Something or other compelled me to get this book and give it a go. Perhaps it was the mention of Dracula. I loved Bram Stoker’s Dracula and I hoped Rhiannon Frater’s attempt at a book around this character would be great.
It wasn’t great, it was awesome.I enjoyed this story set in the 1800s. A gothic horror story that kept me glued and my phone battery at a constant brink of death (Kindle app on phone.)
Glynis is young lady from a respected English family. Her mother is Italian, her father British. Both of the parents characters are brilliantly described, which made the start of the book an utter joy for me to read. Glynis wants to be free of the social norms, she wants to be a woman respected as men are respected. She doesn’t want to be a weakling, opinionless female that her future husband has to support at any turn. All of the fuss around Glynis and tried to get her married off is what sets this story off to a rocking start. Guilt and inevitable sorrow of survivor(s) will hit you like a ton of bricks.
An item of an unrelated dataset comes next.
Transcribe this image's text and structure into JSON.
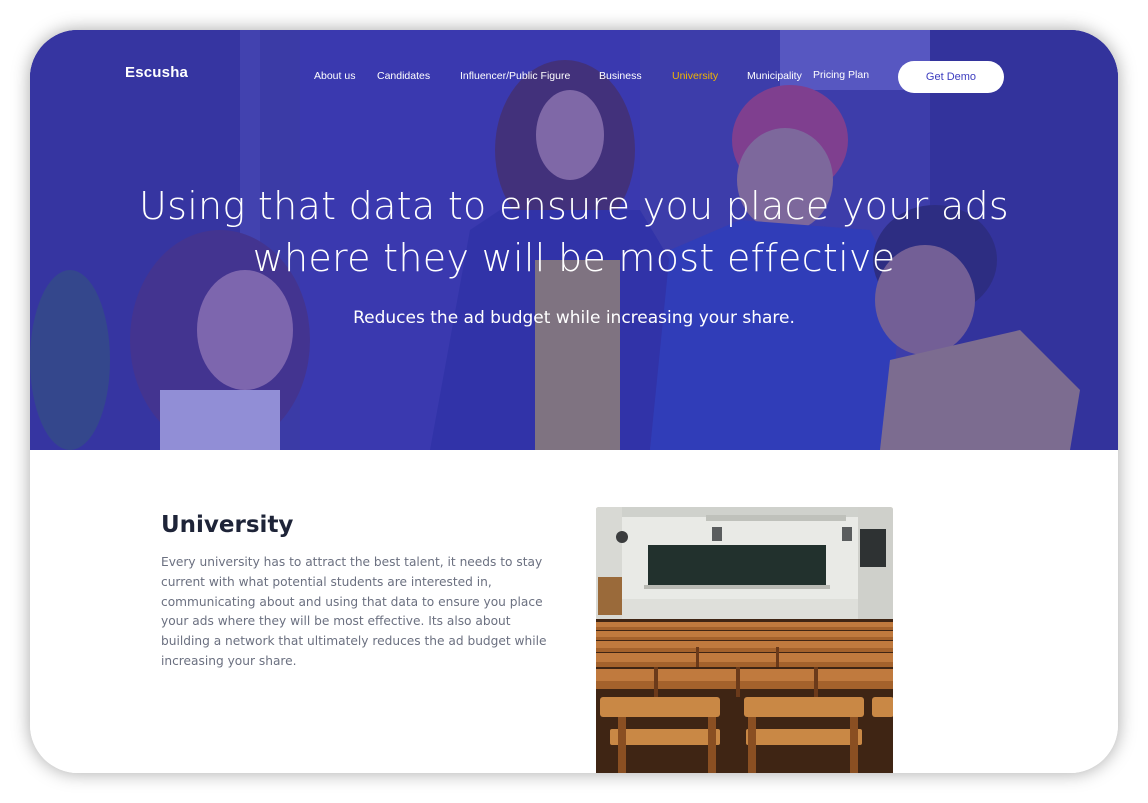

“You do not want to be a wanton woman. You just want to be a man.”
“Well I want to be a woman who lives her life as a man. With no constraints. Being able to do as I please. I do not understand why they can do as they wish and we cannot. Just because we have breasts…”
“And they have that–” May widened her eyes, leaning forward “- you know.. they have…”
There were some similarities to the original Dracula story, for example the existence of brides… I cannot recall Stoker’s book vividly as it has been a decade since I read it so am unable to draw accurate comparisons.
Once Count Dracula entered the story, things got a bit more rough and I can understand how females near and afar would cause an uproar. Yes, the story falls on touchy subject of abuse and rape a few times. Also death and torture. Then again, a lot of books do.
So… be warned now… If this is something you cannot bear to read, this book is not for you.
A thick fog rolled slowly down the street, dark and menacing as it undulated in great waves over the flagstones. I knew this could only mean one thing. The Master had arrived. I took a deep breath as my heart began to race. Black horses waded through the gloom drawing a carriage up to the front entrance of the hotel.
I was rather taken aback by my own feelings at the end of the book… We follow Glynis through the book learning to hate Dracula and for a reason… At some stage you can sense the subtle change and it makes you wonder… specially when Ignatius comes into the picture. And when Glynis pulls the ace out of her sleeve at the end of the book, I felt sad, as she did in her confusion and realization, as if I was in this strange position instead of her, the book character! And it shocked me… It also made me realize how easily women can fall into the traps of powerful men… Matters of the mind are tricky business… Gah, if you can at all, read the story, perhaps you’ll understand what i’m trying to say 🙂
Repulsed, I backed away and nearly slipped. The dead and the dying surrounded me as my new family danced to the strange music. It was then I realized the music was not music at all, but the fading heartbeats of the dying, their tortured moans, and the magnified symphony of the sounds of the night
Overall, I enjoyed this book a lot… I loved the way Rhiannon writes… It’s just fantastic! So totally tantalizing. I liked the subtle dignity, even though there are a lot of repulsive events happening. I liked Glynis for she was one strong-headed woman. The book is lenghty enough to help bind the reader to the characters and help you truly live in the story.